Cubs job open for Girardi

By Wallace Matthews

Joe Girardi
Joe Girardi has played down his interest in returning to Chicago, where he's the people's choice to replace Dale Sveum.
The Chicago Cubs' managing job is up for grabs now that the Cubs have pulled the plug on the Dale Sveum Era after two disappointing seasons.

Will Joe Girardi grab it?

That is the question of the day since Girardi is at the end of his three-year deal with the New York Yankees, which paid him a reported $9 million. Girardi has been coy about his plans for next season, saying "I haven't really made up my mind," before Sunday's season finale in Houston.

Girardi also played down his interest in returning to the Cubs, for whom he played seven seasons, and to Chicago, where he has ties (he grew up in Peoria, about 165 miles southwest). "We haven't lived there since 2006," Girardi said. "My father's gone, my mother's gone, so there's not as much there as there used to be. Our home's [in New York]. My kids are enrolled in schools here."

Still, Cubs ownership was known to have coveted Girardi before it hired Sveum in 2011, although sources have told ESPNNewYork.com that Cubs GM Theo Epstein prefers Brad Ausmus. Yankees GM Brian Cashman told ESPNNewYork.com over the weekend that resolving Girardi's status would be his first order of off-season business. "Hell, yeah," Cashman said when asked if he wanteds Girardi back. "I think he did a terrific job this year."
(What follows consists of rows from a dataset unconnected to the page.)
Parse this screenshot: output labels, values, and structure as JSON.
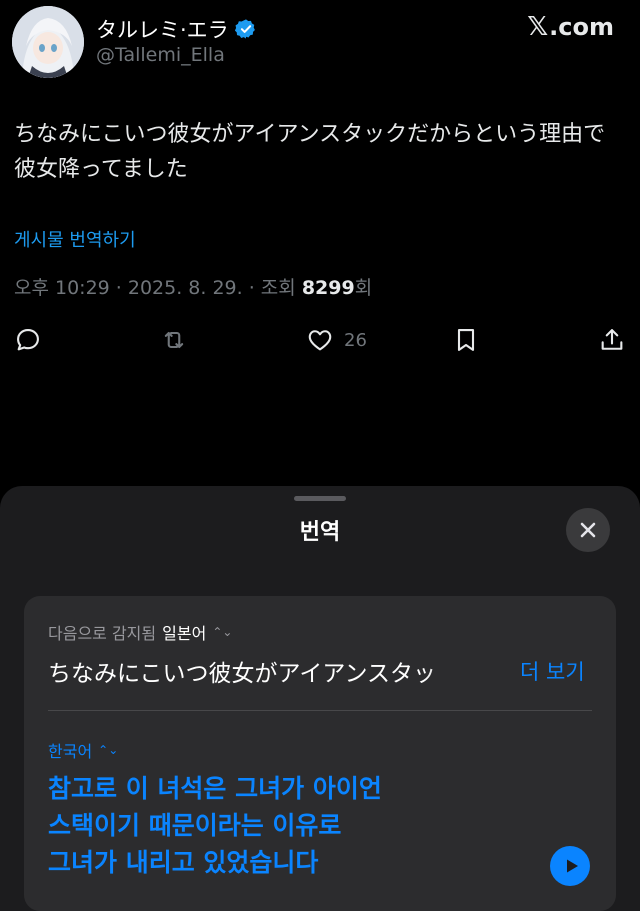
{
  "tweet": {
    "display_name": "タルレミ·エラ",
    "verified": true,
    "handle": "@Tallemi_Ella",
    "watermark": "X.com",
    "watermark_x": "𝕏",
    "watermark_rest": ".com",
    "text": "ちなみにこいつ彼女がアイアンスタックだからという理由で彼女降ってました",
    "translate_link": "게시물 번역하기",
    "meta_prefix": "오후 10:29 · 2025. 8. 29. · 조회 ",
    "views": "8299",
    "meta_suffix": "회",
    "actions": {
      "reply_icon": "reply-icon",
      "retweet_icon": "retweet-icon",
      "like_icon": "heart-icon",
      "like_count": "26",
      "bookmark_icon": "bookmark-icon",
      "share_icon": "share-icon"
    }
  },
  "translate_sheet": {
    "title": "번역",
    "close_icon": "close-icon",
    "source": {
      "label_prefix": "다음으로 감지됨",
      "language": "일본어",
      "text": "ちなみにこいつ彼女がアイアンスタッ",
      "more_label": "더 보기"
    },
    "target": {
      "language": "한국어",
      "text_line1": "참고로 이 녀석은 그녀가 아이언",
      "text_line2": "스택이기 때문이라는 이유로",
      "text_line3": "그녀가 내리고 있었습니다"
    },
    "play_icon": "play-icon"
  },
  "colors": {
    "background": "#000000",
    "sheet": "#1c1c1e",
    "card": "#2c2c2e",
    "accent_x": "#1d9bf0",
    "accent_ios": "#0a84ff",
    "muted": "#71767b"
  }
}
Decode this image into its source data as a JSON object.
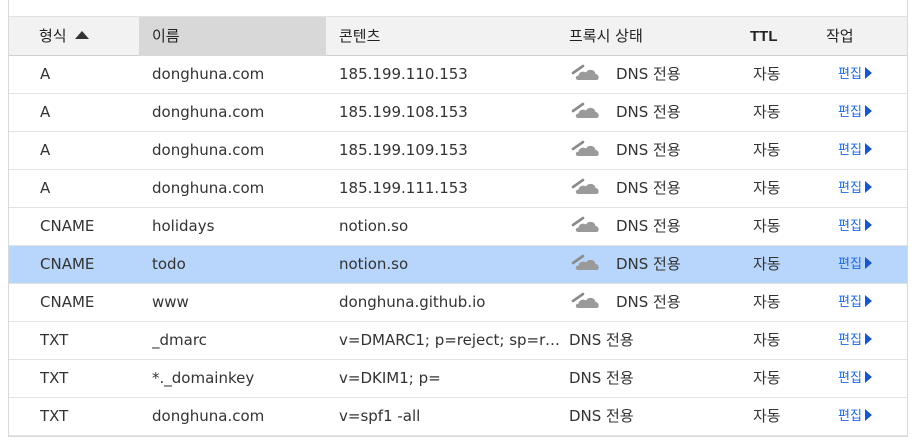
{
  "columns": {
    "type": "형식",
    "name": "이름",
    "content": "콘텐츠",
    "proxy": "프록시 상태",
    "ttl": "TTL",
    "action": "작업"
  },
  "sort": {
    "column": "형식",
    "direction": "ascending"
  },
  "rows": [
    {
      "type": "A",
      "name": "donghuna.com",
      "content": "185.199.110.153",
      "proxy": "DNS 전용",
      "cloud_icon": true,
      "ttl": "자동",
      "action": "편집",
      "selected": false
    },
    {
      "type": "A",
      "name": "donghuna.com",
      "content": "185.199.108.153",
      "proxy": "DNS 전용",
      "cloud_icon": true,
      "ttl": "자동",
      "action": "편집",
      "selected": false
    },
    {
      "type": "A",
      "name": "donghuna.com",
      "content": "185.199.109.153",
      "proxy": "DNS 전용",
      "cloud_icon": true,
      "ttl": "자동",
      "action": "편집",
      "selected": false
    },
    {
      "type": "A",
      "name": "donghuna.com",
      "content": "185.199.111.153",
      "proxy": "DNS 전용",
      "cloud_icon": true,
      "ttl": "자동",
      "action": "편집",
      "selected": false
    },
    {
      "type": "CNAME",
      "name": "holidays",
      "content": "notion.so",
      "proxy": "DNS 전용",
      "cloud_icon": true,
      "ttl": "자동",
      "action": "편집",
      "selected": false
    },
    {
      "type": "CNAME",
      "name": "todo",
      "content": "notion.so",
      "proxy": "DNS 전용",
      "cloud_icon": true,
      "ttl": "자동",
      "action": "편집",
      "selected": true
    },
    {
      "type": "CNAME",
      "name": "www",
      "content": "donghuna.github.io",
      "proxy": "DNS 전용",
      "cloud_icon": true,
      "ttl": "자동",
      "action": "편집",
      "selected": false
    },
    {
      "type": "TXT",
      "name": "_dmarc",
      "content": "v=DMARC1; p=reject; sp=rej...",
      "proxy": "DNS 전용",
      "cloud_icon": false,
      "ttl": "자동",
      "action": "편집",
      "selected": false
    },
    {
      "type": "TXT",
      "name": "*._domainkey",
      "content": "v=DKIM1; p=",
      "proxy": "DNS 전용",
      "cloud_icon": false,
      "ttl": "자동",
      "action": "편집",
      "selected": false
    },
    {
      "type": "TXT",
      "name": "donghuna.com",
      "content": "v=spf1 -all",
      "proxy": "DNS 전용",
      "cloud_icon": false,
      "ttl": "자동",
      "action": "편집",
      "selected": false
    }
  ],
  "colors": {
    "selected_row": "#b8d6fb",
    "header_bg": "#f2f2f2",
    "sorted_header_bg": "#d8d8d8",
    "link": "#1a6ae3",
    "cloud_grey": "#8a8a8a"
  }
}
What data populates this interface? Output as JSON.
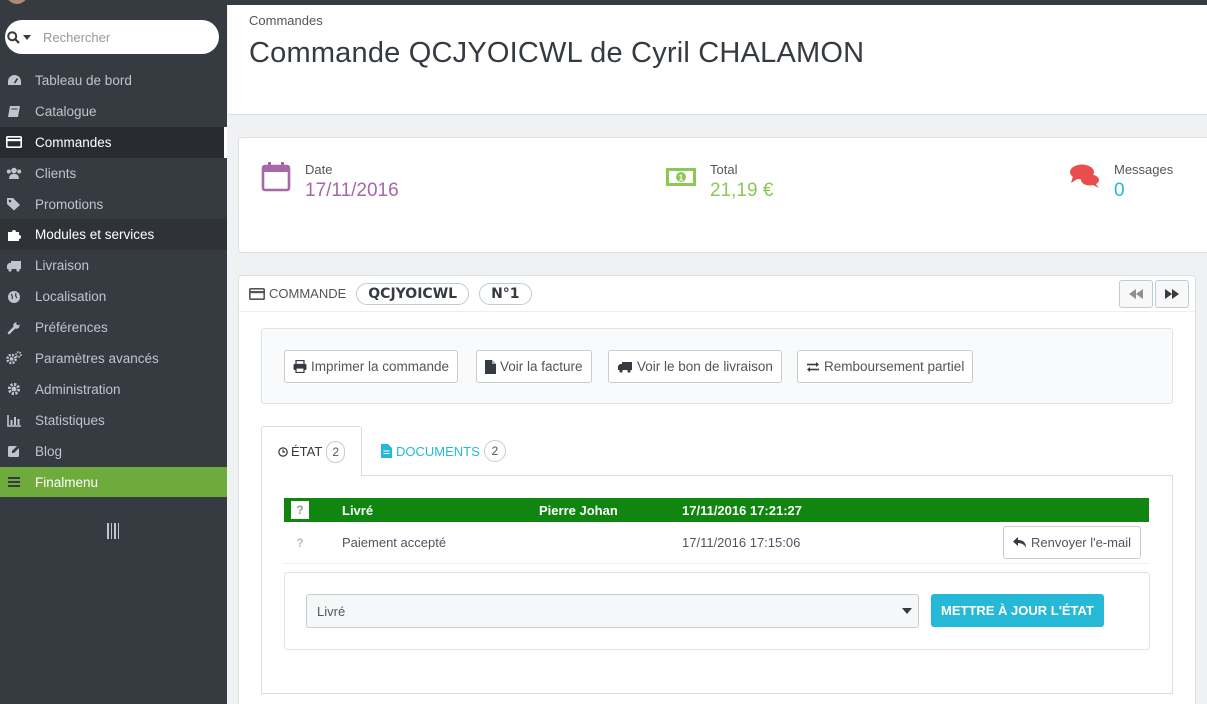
{
  "sidebar": {
    "search": {
      "placeholder": "Rechercher"
    },
    "items": [
      {
        "label": "Tableau de bord",
        "icon": "dashboard-icon",
        "state": "normal"
      },
      {
        "label": "Catalogue",
        "icon": "book-icon",
        "state": "normal"
      },
      {
        "label": "Commandes",
        "icon": "credit-card-icon",
        "state": "active"
      },
      {
        "label": "Clients",
        "icon": "users-icon",
        "state": "normal"
      },
      {
        "label": "Promotions",
        "icon": "tags-icon",
        "state": "normal"
      },
      {
        "label": "Modules et services",
        "icon": "puzzle-icon",
        "state": "hover"
      },
      {
        "label": "Livraison",
        "icon": "truck-icon",
        "state": "normal"
      },
      {
        "label": "Localisation",
        "icon": "globe-icon",
        "state": "normal"
      },
      {
        "label": "Préférences",
        "icon": "wrench-icon",
        "state": "normal"
      },
      {
        "label": "Paramètres avancés",
        "icon": "cogs-icon",
        "state": "normal"
      },
      {
        "label": "Administration",
        "icon": "cog-icon",
        "state": "normal"
      },
      {
        "label": "Statistiques",
        "icon": "bar-chart-icon",
        "state": "normal"
      },
      {
        "label": "Blog",
        "icon": "pencil-square-icon",
        "state": "normal"
      },
      {
        "label": "Finalmenu",
        "icon": "menu-lines-icon",
        "state": "green"
      }
    ]
  },
  "header": {
    "breadcrumb": "Commandes",
    "title": "Commande QCJYOICWL de Cyril CHALAMON"
  },
  "kpis": {
    "date": {
      "label": "Date",
      "value": "17/11/2016",
      "color": "#a569a8"
    },
    "total": {
      "label": "Total",
      "value": "21,19 €",
      "color": "#8bc954"
    },
    "messages": {
      "label": "Messages",
      "value": "0",
      "color": "#25b9d7"
    }
  },
  "order": {
    "heading": "COMMANDE",
    "reference": "QCJYOICWL",
    "number": "N°1",
    "actions": {
      "print": "Imprimer la commande",
      "invoice": "Voir la facture",
      "delivery": "Voir le bon de livraison",
      "refund": "Remboursement partiel"
    },
    "tabs": {
      "status": {
        "label": "ÉTAT",
        "count": "2"
      },
      "documents": {
        "label": "DOCUMENTS",
        "count": "2"
      }
    },
    "history": [
      {
        "mark": "?",
        "status": "Livré",
        "employee": "Pierre Johan",
        "date": "17/11/2016 17:21:27"
      },
      {
        "mark": "?",
        "status": "Paiement accepté",
        "employee": "",
        "date": "17/11/2016 17:15:06",
        "action": "Renvoyer l'e-mail"
      }
    ],
    "status_select": {
      "value": "Livré"
    },
    "update_button": "METTRE À JOUR L'ÉTAT"
  },
  "colors": {
    "sidebar_bg": "#363a41",
    "active_row": "#108510",
    "primary": "#25b9d7",
    "finalmenu": "#6fab3c"
  }
}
Obviously, Girardi deserves a pass for this year's Yankees season, in which his injury-decimated squad won just 85 games, its lowest total since 1995, and failed to make the playoffs for just the second time in 19 seasons, both of them during Girardi's six-year tenure.

Girardi has repeatedly said he has enjoyed managing the Yankees, but the lure of trying to end the longest futility streak in baseball history -- the Cubs have not been won a World Series since 1908 -- might appeal to him, especially if the Yankees are on the verge of experiencing a run of lean years. He also left open the possibility that he might do something other than manage in 2014; he worked as a broadcaster for the YES Network after his retirement from playing and between managerial stints with the Florida Marlins and the Yankees.

QUESTION: Where do you think Girardi will end up next year? In the manager's office at Yankee Stadium? At Wrigley Field? Back in the broadcast booth?